**Assignment**
Return the listing below unchanged, but without pictures.

───── Extracted data

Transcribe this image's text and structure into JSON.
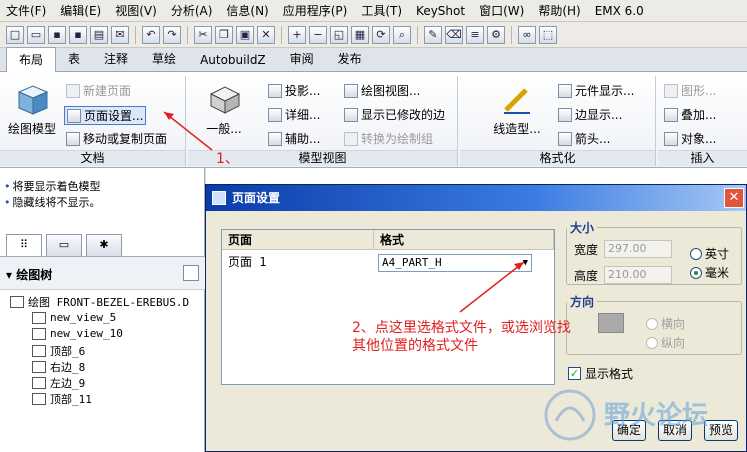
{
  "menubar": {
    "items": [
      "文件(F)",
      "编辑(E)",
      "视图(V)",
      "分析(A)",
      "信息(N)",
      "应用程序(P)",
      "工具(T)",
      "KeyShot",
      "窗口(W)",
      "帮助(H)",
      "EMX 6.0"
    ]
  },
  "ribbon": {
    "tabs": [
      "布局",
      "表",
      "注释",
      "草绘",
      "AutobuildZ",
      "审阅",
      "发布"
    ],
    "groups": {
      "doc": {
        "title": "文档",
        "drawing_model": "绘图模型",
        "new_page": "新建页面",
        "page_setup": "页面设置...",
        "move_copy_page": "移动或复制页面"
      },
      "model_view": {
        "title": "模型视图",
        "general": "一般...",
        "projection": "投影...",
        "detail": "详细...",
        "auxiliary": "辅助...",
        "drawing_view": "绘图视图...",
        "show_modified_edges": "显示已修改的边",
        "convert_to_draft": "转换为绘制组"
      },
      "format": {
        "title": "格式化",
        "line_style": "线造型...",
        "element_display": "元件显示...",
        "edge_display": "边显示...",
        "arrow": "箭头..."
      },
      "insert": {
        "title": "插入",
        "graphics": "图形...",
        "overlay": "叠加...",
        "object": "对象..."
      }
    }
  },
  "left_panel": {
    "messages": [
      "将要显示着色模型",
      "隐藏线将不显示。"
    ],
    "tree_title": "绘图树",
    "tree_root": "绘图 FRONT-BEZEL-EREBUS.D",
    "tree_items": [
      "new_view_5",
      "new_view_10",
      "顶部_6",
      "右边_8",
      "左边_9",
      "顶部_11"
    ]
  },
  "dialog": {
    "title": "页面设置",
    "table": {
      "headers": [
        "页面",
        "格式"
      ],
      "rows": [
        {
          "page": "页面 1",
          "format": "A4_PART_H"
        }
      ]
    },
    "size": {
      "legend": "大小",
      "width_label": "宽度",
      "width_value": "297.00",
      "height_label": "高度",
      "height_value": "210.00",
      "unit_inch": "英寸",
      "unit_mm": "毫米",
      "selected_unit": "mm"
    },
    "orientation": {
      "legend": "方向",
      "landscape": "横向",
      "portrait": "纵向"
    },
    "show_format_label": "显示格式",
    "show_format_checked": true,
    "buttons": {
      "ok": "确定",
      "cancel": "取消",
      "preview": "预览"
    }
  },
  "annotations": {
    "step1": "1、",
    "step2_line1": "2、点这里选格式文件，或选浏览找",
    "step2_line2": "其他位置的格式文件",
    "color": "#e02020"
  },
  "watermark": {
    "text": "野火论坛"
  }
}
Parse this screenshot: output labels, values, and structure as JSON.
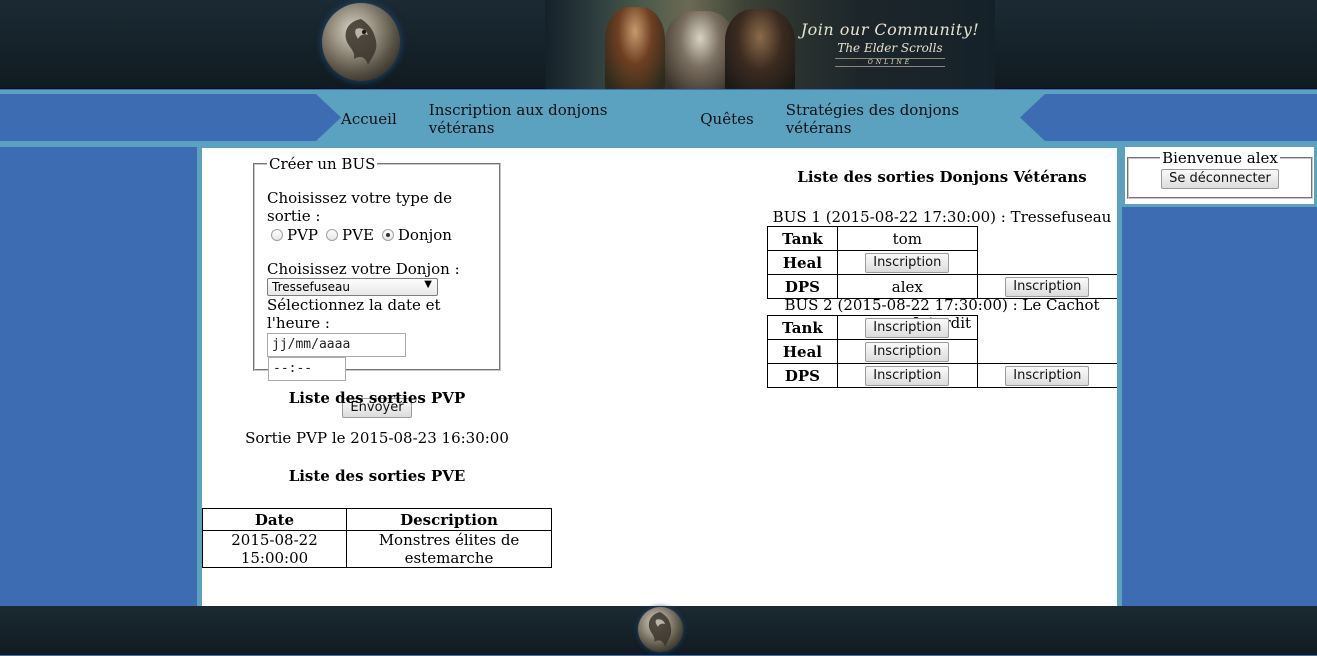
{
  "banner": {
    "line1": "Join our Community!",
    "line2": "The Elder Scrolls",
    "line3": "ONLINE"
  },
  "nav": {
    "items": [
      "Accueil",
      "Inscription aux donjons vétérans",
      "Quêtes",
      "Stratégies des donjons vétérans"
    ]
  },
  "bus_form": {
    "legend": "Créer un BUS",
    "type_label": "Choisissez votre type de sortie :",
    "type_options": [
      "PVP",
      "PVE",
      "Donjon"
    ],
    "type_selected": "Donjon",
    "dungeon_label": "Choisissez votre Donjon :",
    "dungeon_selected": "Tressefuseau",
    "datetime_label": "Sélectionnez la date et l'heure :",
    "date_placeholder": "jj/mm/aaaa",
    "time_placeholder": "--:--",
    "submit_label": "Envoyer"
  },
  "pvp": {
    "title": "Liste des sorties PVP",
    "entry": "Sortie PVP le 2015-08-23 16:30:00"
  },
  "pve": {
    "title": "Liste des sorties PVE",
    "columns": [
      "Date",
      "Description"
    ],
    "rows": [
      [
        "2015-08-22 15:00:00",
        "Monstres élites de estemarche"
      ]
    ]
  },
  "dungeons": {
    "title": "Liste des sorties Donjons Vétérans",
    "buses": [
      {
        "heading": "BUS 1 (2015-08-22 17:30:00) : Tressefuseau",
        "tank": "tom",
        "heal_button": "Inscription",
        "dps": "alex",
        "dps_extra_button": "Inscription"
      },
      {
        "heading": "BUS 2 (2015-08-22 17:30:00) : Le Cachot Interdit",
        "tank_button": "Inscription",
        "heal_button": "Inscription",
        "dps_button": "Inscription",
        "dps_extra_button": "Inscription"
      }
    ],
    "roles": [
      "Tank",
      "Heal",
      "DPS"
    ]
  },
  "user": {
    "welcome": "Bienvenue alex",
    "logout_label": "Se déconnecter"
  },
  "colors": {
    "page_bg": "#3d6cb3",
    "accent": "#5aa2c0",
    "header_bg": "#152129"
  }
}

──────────

**Exercise solution**
Transcribe this image's text and structure into JSON.
{
  "menubar": {
    "items": [
      "文件(F)",
      "编辑(E)",
      "视图(V)",
      "分析(A)",
      "信息(N)",
      "应用程序(P)",
      "工具(T)",
      "KeyShot",
      "窗口(W)",
      "帮助(H)",
      "EMX 6.0"
    ]
  },
  "ribbon": {
    "tabs": [
      "布局",
      "表",
      "注释",
      "草绘",
      "AutobuildZ",
      "审阅",
      "发布"
    ],
    "groups": {
      "doc": {
        "title": "文档",
        "drawing_model": "绘图模型",
        "new_page": "新建页面",
        "page_setup": "页面设置...",
        "move_copy_page": "移动或复制页面"
      },
      "model_view": {
        "title": "模型视图",
        "general": "一般...",
        "projection": "投影...",
        "detail": "详细...",
        "auxiliary": "辅助...",
        "drawing_view": "绘图视图...",
        "show_modified_edges": "显示已修改的边",
        "convert_to_draft": "转换为绘制组"
      },
      "format": {
        "title": "格式化",
        "line_style": "线造型...",
        "element_display": "元件显示...",
        "edge_display": "边显示...",
        "arrow": "箭头..."
      },
      "insert": {
        "title": "插入",
        "graphics": "图形...",
        "overlay": "叠加...",
        "object": "对象..."
      }
    }
  },
  "left_panel": {
    "messages": [
      "将要显示着色模型",
      "隐藏线将不显示。"
    ],
    "tree_title": "绘图树",
    "tree_root": "绘图 FRONT-BEZEL-EREBUS.D",
    "tree_items": [
      "new_view_5",
      "new_view_10",
      "顶部_6",
      "右边_8",
      "左边_9",
      "顶部_11"
    ]
  },
  "dialog": {
    "title": "页面设置",
    "table": {
      "headers": [
        "页面",
        "格式"
      ],
      "rows": [
        {
          "page": "页面 1",
          "format": "A4_PART_H"
        }
      ]
    },
    "size": {
      "legend": "大小",
      "width_label": "宽度",
      "width_value": "297.00",
      "height_label": "高度",
      "height_value": "210.00",
      "unit_inch": "英寸",
      "unit_mm": "毫米",
      "selected_unit": "mm"
    },
    "orientation": {
      "legend": "方向",
      "landscape": "横向",
      "portrait": "纵向"
    },
    "show_format_label": "显示格式",
    "show_format_checked": true,
    "buttons": {
      "ok": "确定",
      "cancel": "取消",
      "preview": "预览"
    }
  },
  "annotations": {
    "step1": "1、",
    "step2_line1": "2、点这里选格式文件，或选浏览找",
    "step2_line2": "其他位置的格式文件",
    "color": "#e02020"
  },
  "watermark": {
    "text": "野火论坛"
  }
}
Parse this screenshot: output labels, values, and structure as JSON.
{
  "banner": {
    "line1": "Join our Community!",
    "line2": "The Elder Scrolls",
    "line3": "ONLINE"
  },
  "nav": {
    "items": [
      "Accueil",
      "Inscription aux donjons vétérans",
      "Quêtes",
      "Stratégies des donjons vétérans"
    ]
  },
  "bus_form": {
    "legend": "Créer un BUS",
    "type_label": "Choisissez votre type de sortie :",
    "type_options": [
      "PVP",
      "PVE",
      "Donjon"
    ],
    "type_selected": "Donjon",
    "dungeon_label": "Choisissez votre Donjon :",
    "dungeon_selected": "Tressefuseau",
    "datetime_label": "Sélectionnez la date et l'heure :",
    "date_placeholder": "jj/mm/aaaa",
    "time_placeholder": "--:--",
    "submit_label": "Envoyer"
  },
  "pvp": {
    "title": "Liste des sorties PVP",
    "entry": "Sortie PVP le 2015-08-23 16:30:00"
  },
  "pve": {
    "title": "Liste des sorties PVE",
    "columns": [
      "Date",
      "Description"
    ],
    "rows": [
      [
        "2015-08-22 15:00:00",
        "Monstres élites de estemarche"
      ]
    ]
  },
  "dungeons": {
    "title": "Liste des sorties Donjons Vétérans",
    "buses": [
      {
        "heading": "BUS 1 (2015-08-22 17:30:00) : Tressefuseau",
        "tank": "tom",
        "heal_button": "Inscription",
        "dps": "alex",
        "dps_extra_button": "Inscription"
      },
      {
        "heading": "BUS 2 (2015-08-22 17:30:00) : Le Cachot Interdit",
        "tank_button": "Inscription",
        "heal_button": "Inscription",
        "dps_button": "Inscription",
        "dps_extra_button": "Inscription"
      }
    ],
    "roles": [
      "Tank",
      "Heal",
      "DPS"
    ]
  },
  "user": {
    "welcome": "Bienvenue alex",
    "logout_label": "Se déconnecter"
  },
  "colors": {
    "page_bg": "#3d6cb3",
    "accent": "#5aa2c0",
    "header_bg": "#152129"
  }
}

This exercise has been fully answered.